YoungBoy, who has dominated YouTube’s music house for the final a number of years, is the form of artist that the algorithm loves—constant and prolific, producing feed for limitless playlists. He routinely seems atop the platform’s “Top Artists” chart, which tabulates views throughout official music movies, stay performances, remixes, user-made movies, album songs, and collaborations. Most of YoungBoy’s personal movies are low-budget; many characteristic the artist by himself, rapping instantly into the digicam. Considered one of YoungBoy’s video administrators, LOUIEKNOWS, has stated that the rapper has no launch technique apart from to easily churn out content material, simply as some other YouTube vlogger or influencer does.
There’s an unsavory edge to the rapper’s stardom, too. YoungBoy has an extended rap sheet, which incorporates aggravated assault with a firearm, in 2017, and an assault on his girlfriend that was caught on digicam, in 2018. He was in jail when his 2021 album, “Sincerely, Kentrell,” dethroned Drake from the Billboard 200. However none of this has stopped the rapper from reaching his listeners. One clear by-product of direct-to-consumer streaming, particularly on platforms similar to YouTube and SoundCloud, is that artists can circumvent controversy and cultural gatekeepers who would possibly try to police them out of the general public sphere. YouTube, particularly, has a number of attributes that make it engaging for contentious cult favorites similar to YoungBoy: a low barrier to entry, a built-in social mechanism, and a neighborhood characteristic that promotes content material on to followers. YoungBoy, then, gives a blueprint for different backlash-prone artists: ignore the mainstream equipment completely, and add straight to your supporters.

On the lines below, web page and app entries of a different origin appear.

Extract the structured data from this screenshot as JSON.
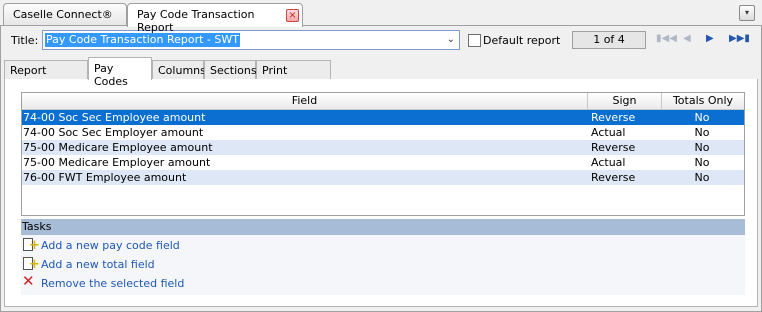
{
  "doc_tabs": [
    {
      "label": "Caselle Connect®"
    },
    {
      "label": "Pay Code Transaction Report",
      "close": "×"
    }
  ],
  "tab_menu_icon": "▾",
  "title_row": {
    "label": "Title:",
    "value": "Pay Code Transaction Report - SWT",
    "dropdown_icon": "chevron-down-icon",
    "default_report_label": "Default report",
    "default_report_checked": false,
    "page_indicator": "1 of 4"
  },
  "section_tabs": [
    {
      "label": "Report Options"
    },
    {
      "label": "Pay Codes",
      "active": true
    },
    {
      "label": "Columns"
    },
    {
      "label": "Sections"
    },
    {
      "label": "Print Settings"
    }
  ],
  "grid": {
    "columns": [
      "Field",
      "Sign",
      "Totals Only"
    ],
    "rows": [
      {
        "field": "74-00 Soc Sec Employee amount",
        "sign": "Reverse",
        "totals_only": "No",
        "selected": true
      },
      {
        "field": "74-00 Soc Sec Employer amount",
        "sign": "Actual",
        "totals_only": "No"
      },
      {
        "field": "75-00 Medicare Employee amount",
        "sign": "Reverse",
        "totals_only": "No"
      },
      {
        "field": "75-00 Medicare Employer amount",
        "sign": "Actual",
        "totals_only": "No"
      },
      {
        "field": "76-00 FWT Employee amount",
        "sign": "Reverse",
        "totals_only": "No"
      }
    ]
  },
  "tasks": {
    "header": "Tasks",
    "items": [
      {
        "label": "Add a new pay code field",
        "icon": "add-document-icon"
      },
      {
        "label": "Add a new total field",
        "icon": "add-document-icon"
      },
      {
        "label": "Remove the selected field",
        "icon": "red-x-icon"
      }
    ]
  },
  "colors": {
    "selection": "#0a6fd0",
    "alt_row": "#dde7f5",
    "tasks_header": "#a7bcd6",
    "link": "#1f57b6"
  }
}
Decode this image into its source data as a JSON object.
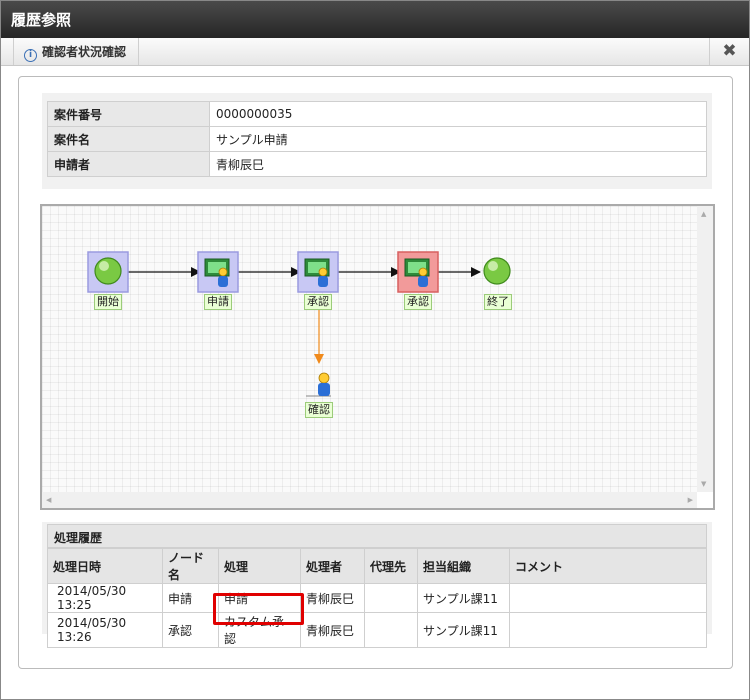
{
  "window": {
    "title": "履歴参照"
  },
  "toolbar": {
    "tab_label": "確認者状況確認",
    "close_symbol": "✖"
  },
  "case_info": {
    "rows": [
      {
        "label": "案件番号",
        "value": "0000000035"
      },
      {
        "label": "案件名",
        "value": "サンプル申請"
      },
      {
        "label": "申請者",
        "value": "青柳辰巳"
      }
    ]
  },
  "flow": {
    "nodes": [
      {
        "label": "開始",
        "type": "start",
        "state": "done"
      },
      {
        "label": "申請",
        "type": "user-task",
        "state": "done"
      },
      {
        "label": "承認",
        "type": "user-task",
        "state": "done"
      },
      {
        "label": "承認",
        "type": "user-task",
        "state": "active"
      },
      {
        "label": "終了",
        "type": "end",
        "state": "pending"
      },
      {
        "label": "確認",
        "type": "confirm",
        "state": "pending"
      }
    ],
    "colors": {
      "done": "#b7b7f0",
      "active": "#f28a8a",
      "flow_line": "#111111",
      "confirm_line": "#f08a1c"
    }
  },
  "history": {
    "title": "処理履歴",
    "columns": [
      "処理日時",
      "ノード名",
      "処理",
      "処理者",
      "代理先",
      "担当組織",
      "コメント"
    ],
    "rows": [
      [
        "2014/05/30 13:25",
        "申請",
        "申請",
        "青柳辰巳",
        "",
        "サンプル課11",
        ""
      ],
      [
        "2014/05/30 13:26",
        "承認",
        "カスタム承認",
        "青柳辰巳",
        "",
        "サンプル課11",
        ""
      ]
    ],
    "highlight_color": "#e00000"
  }
}
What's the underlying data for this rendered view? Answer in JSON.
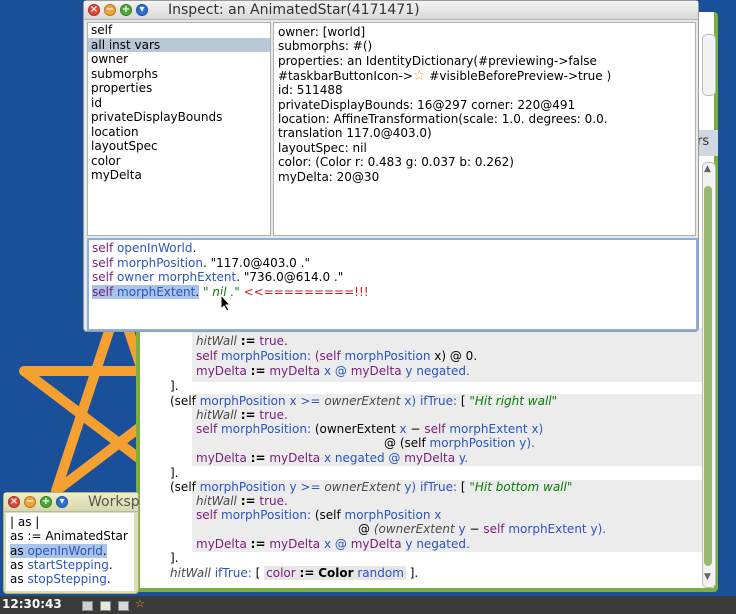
{
  "inspector": {
    "title": "Inspect: an AnimatedStar(4171471)",
    "fields": [
      "self",
      "all inst vars",
      "owner",
      "submorphs",
      "properties",
      "id",
      "privateDisplayBounds",
      "location",
      "layoutSpec",
      "color",
      "myDelta"
    ],
    "selected_field_index": 1,
    "values": [
      "owner:    [world]",
      "submorphs:  #()",
      "properties:    an IdentityDictionary(#previewing->false",
      "#taskbarButtonIcon->",
      "#visibleBeforePreview->true )",
      "id:   511488",
      "privateDisplayBounds:       16@297 corner: 220@491",
      "location:       AffineTransformation(scale: 1.0. degrees: 0.0.",
      "translation 117.0@403.0)",
      "layoutSpec:  nil",
      "color:      (Color r: 0.483 g: 0.037 b: 0.262)",
      "myDelta:        20@30"
    ],
    "eval": {
      "l1a": "self",
      "l1b": "openInWorld",
      "l1c": ".",
      "l2a": "self",
      "l2b": "morphPosition",
      "l2c": ". \"117.0@403.0 .\"",
      "l3a": "self",
      "l3b": "owner",
      "l3c": "morphExtent",
      "l3d": ". \"736.0@614.0 .\"",
      "l4a": "self",
      "l4b": "morphExtent",
      "l4c": ".",
      "l4d": "\" nil .\"",
      "l4e": "<<=========!!!"
    }
  },
  "code": {
    "partial_line": "hitWall := true.",
    "lines": {
      "a1": "hitWall",
      "a1b": ":=",
      "a1c": "true.",
      "a2": "self",
      "a2b": "morphPosition:",
      "a2c": "(self",
      "a2d": "morphPosition",
      "a2e": "x) @ 0.",
      "a3": "myDelta",
      "a3b": ":=",
      "a3c": "myDelta",
      "a3d": "x",
      "a3e": "@",
      "a3f": "myDelta",
      "a3g": "y",
      "a3h": "negated.",
      "close1": "].",
      "b0": "(self",
      "b0b": "morphPosition",
      "b0c": "x >=",
      "b0d": "ownerExtent",
      "b0e": "x)",
      "b0f": "ifTrue:",
      "b0g": "[",
      "b0h": "\"Hit right wall\"",
      "b1": "hitWall",
      "b1b": ":=",
      "b1c": "true.",
      "b2": "self",
      "b2b": "morphPosition:",
      "b2c": "(ownerExtent",
      "b2d": "x",
      "b2e": "−",
      "b2f": "self",
      "b2g": "morphExtent",
      "b2h": "x)",
      "b3": "@ (self",
      "b3b": "morphPosition",
      "b3c": "y).",
      "b4": "myDelta",
      "b4b": ":=",
      "b4c": "myDelta",
      "b4d": "x",
      "b4e": "negated",
      "b4f": "@",
      "b4g": "myDelta",
      "b4h": "y.",
      "close2": "].",
      "c0": "(self",
      "c0b": "morphPosition",
      "c0c": "y",
      "c0d": ">=",
      "c0e": "ownerExtent",
      "c0f": "y)",
      "c0g": "ifTrue:",
      "c0h": "[",
      "c0i": "\"Hit bottom wall\"",
      "c1": "hitWall",
      "c1b": ":=",
      "c1c": "true.",
      "c2": "self",
      "c2b": "morphPosition:",
      "c2c": "(self",
      "c2d": "morphPosition",
      "c2e": "x",
      "c3": "@",
      "c3b": "(ownerExtent",
      "c3c": "y",
      "c3d": "−",
      "c3e": "self",
      "c3f": "morphExtent",
      "c3g": "y).",
      "c4": "myDelta",
      "c4b": ":=",
      "c4c": "myDelta",
      "c4d": "x",
      "c4e": "@",
      "c4f": "myDelta",
      "c4g": "y",
      "c4h": "negated.",
      "close3": "].",
      "d0": "hitWall",
      "d0b": "ifTrue:",
      "d0c": "[",
      "d0d": "color",
      "d0e": ":=",
      "d0f": "Color",
      "d0g": "random",
      "d0h": "]."
    },
    "side_label": "rs"
  },
  "workspace": {
    "title": "Worksp",
    "lines": [
      {
        "a": "| as |"
      },
      {
        "a": "as := AnimatedStar"
      },
      {
        "a": "as",
        "b": "openInWorld",
        "c": "."
      },
      {
        "a": "as",
        "b": "startStepping",
        "c": "."
      },
      {
        "a": "as",
        "b": "stopStepping",
        "c": "."
      }
    ]
  },
  "taskbar": {
    "clock": "12:30:43"
  },
  "colors": {
    "desktop": "#1a4f9a",
    "star": "#f5a030",
    "window_border": "#7cae3e"
  }
}
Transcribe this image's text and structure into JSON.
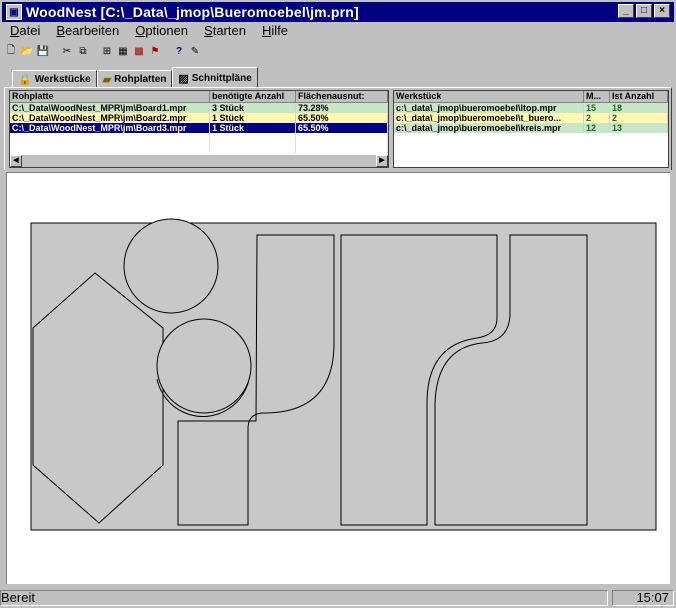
{
  "window": {
    "title": "WoodNest [C:\\_Data\\_jmop\\Bueromoebel\\jm.prn]",
    "app_icon": "woodnest-app-icon"
  },
  "window_buttons": {
    "minimize": "_",
    "maximize": "□",
    "close": "×"
  },
  "menu": [
    {
      "pre": "",
      "ul": "D",
      "post": "atei"
    },
    {
      "pre": "",
      "ul": "B",
      "post": "earbeiten"
    },
    {
      "pre": "",
      "ul": "O",
      "post": "ptionen"
    },
    {
      "pre": "",
      "ul": "S",
      "post": "tarten"
    },
    {
      "pre": "",
      "ul": "H",
      "post": "ilfe"
    }
  ],
  "toolbar": [
    {
      "icon": "new-file-icon",
      "glyph": "🗋"
    },
    {
      "icon": "open-folder-icon",
      "glyph": "📂"
    },
    {
      "icon": "save-icon",
      "glyph": "💾"
    },
    {
      "icon": "cut-icon",
      "glyph": "✂"
    },
    {
      "icon": "copy-icon",
      "glyph": "⧉"
    },
    {
      "icon": "tree-icon",
      "glyph": "⊞"
    },
    {
      "icon": "layout-icon",
      "glyph": "▦"
    },
    {
      "icon": "color-icon",
      "glyph": "▩"
    },
    {
      "icon": "flag-icon",
      "glyph": "⚑"
    },
    {
      "icon": "help-icon",
      "glyph": "?"
    },
    {
      "icon": "context-help-icon",
      "glyph": "✎"
    }
  ],
  "tabs": [
    {
      "label": "Werkstücke",
      "icon": "workpiece-icon",
      "glyph": "🔒"
    },
    {
      "label": "Rohplatten",
      "icon": "boards-icon",
      "glyph": "▰"
    },
    {
      "label": "Schnittpläne",
      "icon": "cutting-plan-icon",
      "glyph": "▨",
      "active": true
    }
  ],
  "left_table": {
    "headers": [
      "Rohplatte",
      "benötigte Anzahl",
      "Flächenausnut:"
    ],
    "rows": [
      [
        "C:\\_Data\\WoodNest_MPR\\jm\\Board1.mpr",
        "3 Stück",
        "73.28%"
      ],
      [
        "C:\\_Data\\WoodNest_MPR\\jm\\Board2.mpr",
        "1 Stück",
        "65.50%"
      ],
      [
        "C:\\_Data\\WoodNest_MPR\\jm\\Board3.mpr",
        "1 Stück",
        "65.50%"
      ]
    ]
  },
  "right_table": {
    "headers": [
      "Werkstück",
      "M...",
      "Ist Anzahl"
    ],
    "rows": [
      [
        "c:\\_data\\_jmop\\bueromoebel\\ltop.mpr",
        "15",
        "18"
      ],
      [
        "c:\\_data\\_jmop\\bueromoebel\\t_buero...",
        "2",
        "2"
      ],
      [
        "c:\\_data\\_jmop\\bueromoebel\\kreis.mpr",
        "12",
        "13"
      ]
    ]
  },
  "colors": {
    "title_bar": "#000080",
    "row_green": "#c8e6c8",
    "row_yellow": "#fff7b0",
    "row_selected": "#000080",
    "board_fill": "#c8c8c8"
  },
  "status": {
    "text": "Bereit",
    "time": "15:07"
  }
}
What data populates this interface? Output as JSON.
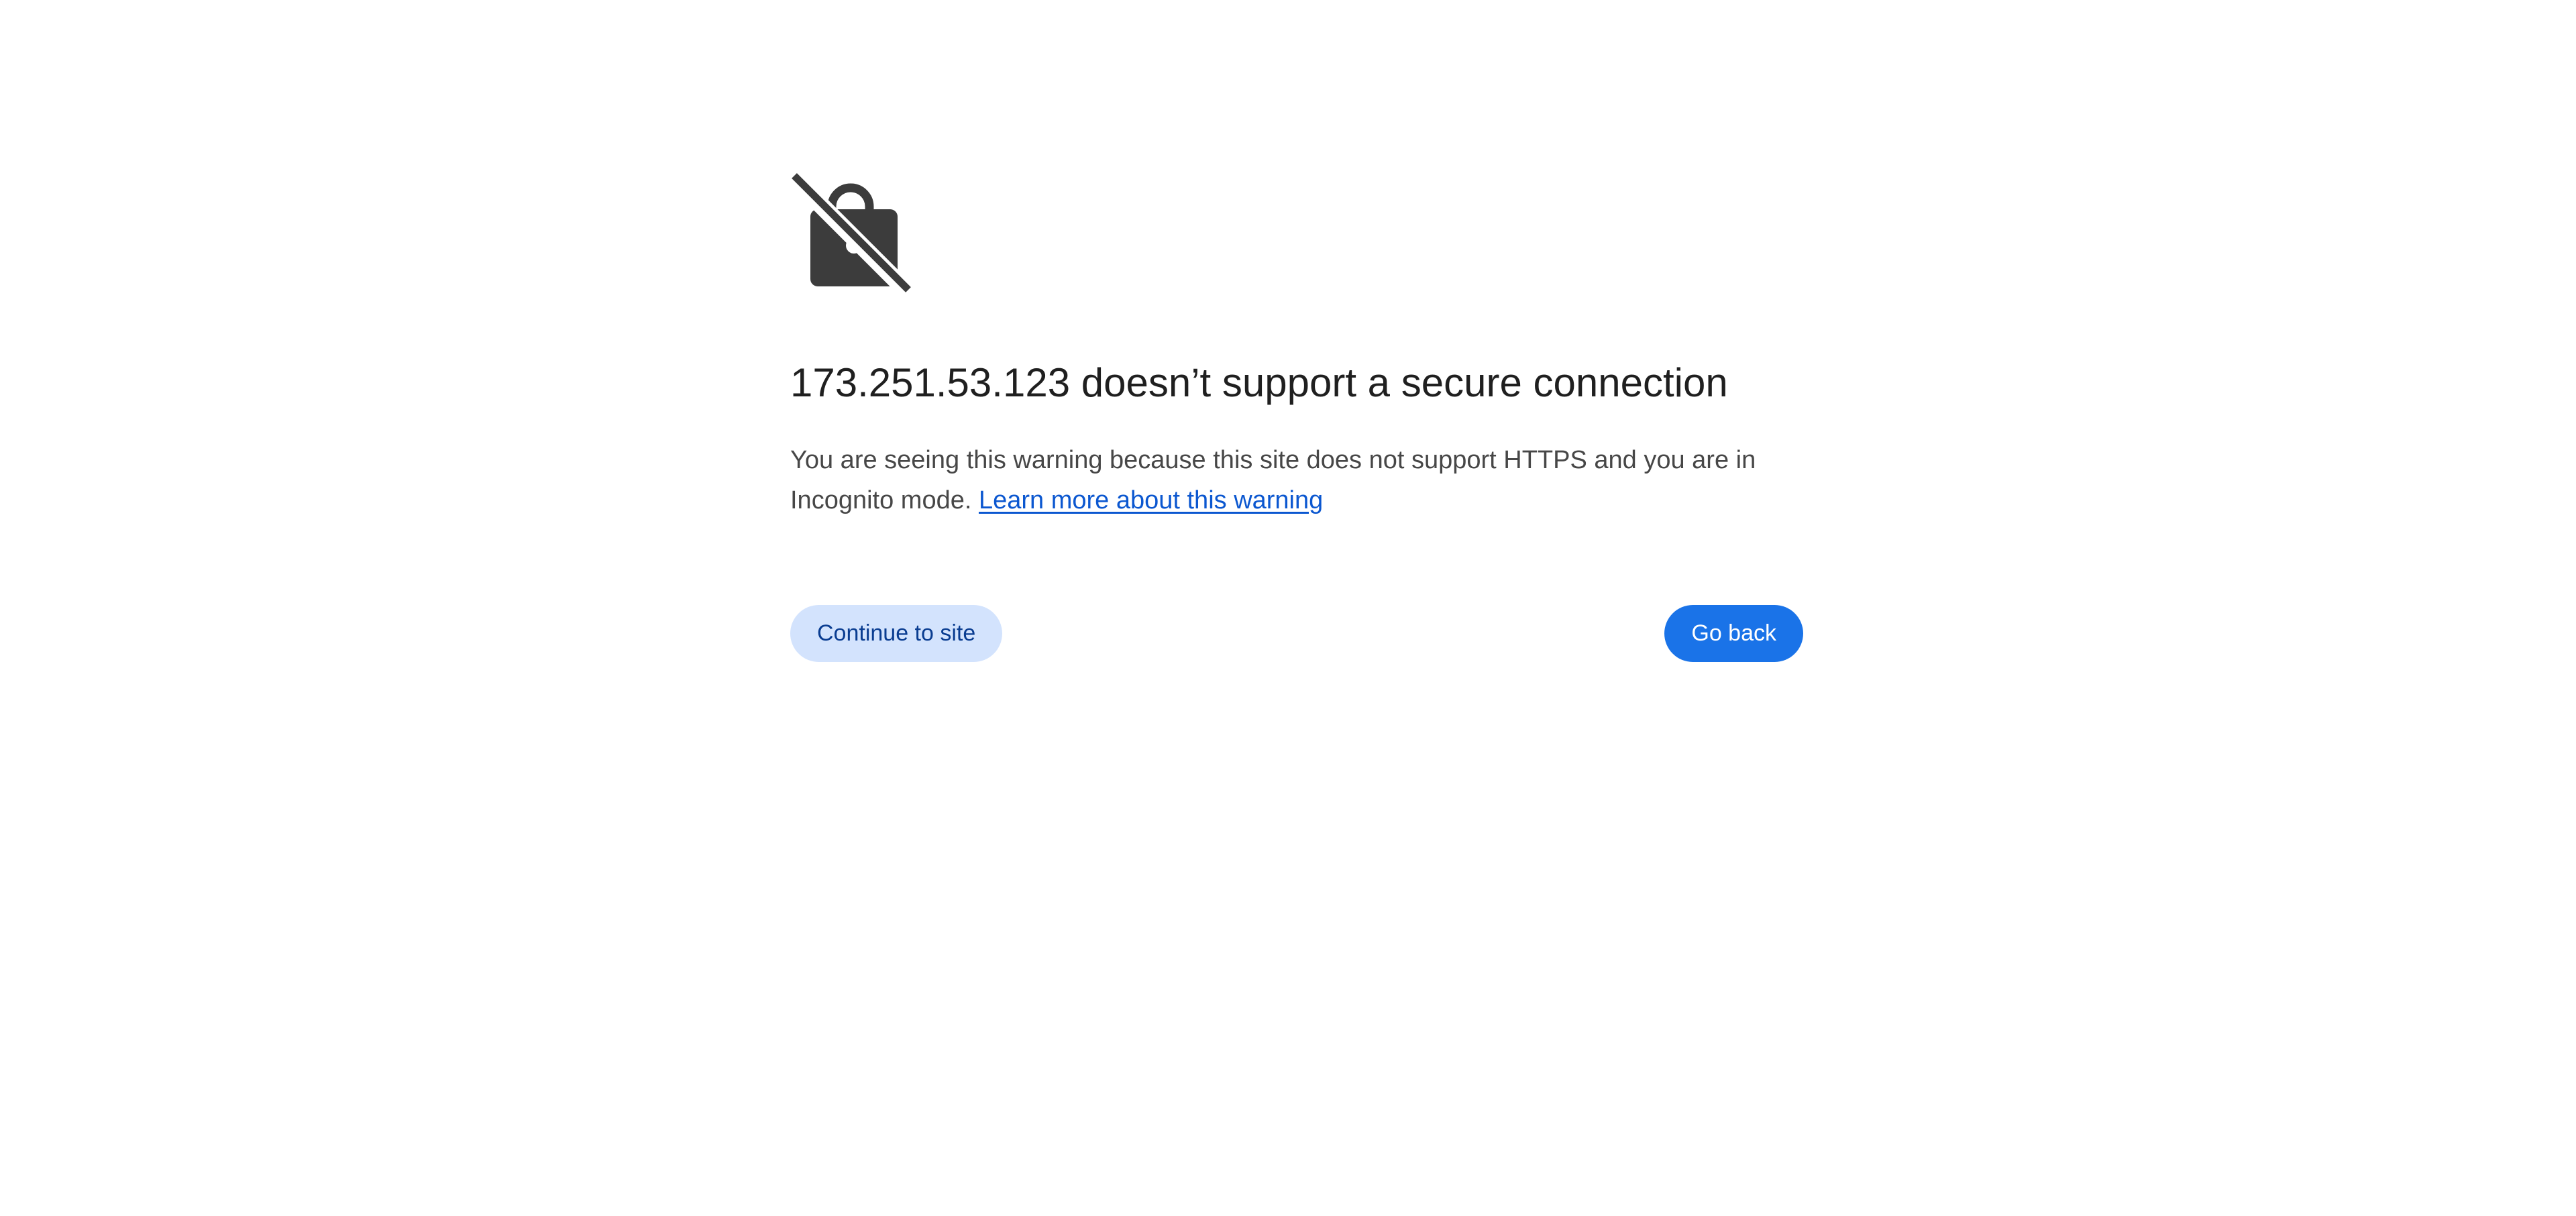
{
  "interstitial": {
    "icon": "lock-slash-icon",
    "heading": "173.251.53.123 doesn’t support a secure connection",
    "explanation": "You are seeing this warning because this site does not support HTTPS and you are in Incognito mode.",
    "learn_more_link": "Learn more about this warning",
    "continue_button": "Continue to site",
    "go_back_button": "Go back"
  },
  "colors": {
    "icon": "#3c3c3c",
    "heading": "#1f1f1f",
    "body_text": "#474747",
    "link": "#0b57d0",
    "secondary_button_bg": "#d3e3fd",
    "primary_button_bg": "#1a73e8"
  }
}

The followers, in flip, have earned their very own notoriety. In line with the rapper’s personal fame, YoungBoy’s supporters have grow to be identified for being defensive and territorial. That their artist of alternative is so underappreciated is a part of the enchantment: they put on their aggrievement like a badge of honor. The memes painting these followers as belligerent, bringing pointless hostility to on a regular basis duties—they’re aggressive not solely of their fandom however in all the pieces they do. An alternate on Twitter from April, 2020, sums up the dynamic completely. One person reposted a video mocking the eagerness of YoungBoy followers, suggesting that they jog, eat, and park their vehicles with gratuitous antagonism. One other responded, “Who the hell is youngboy.”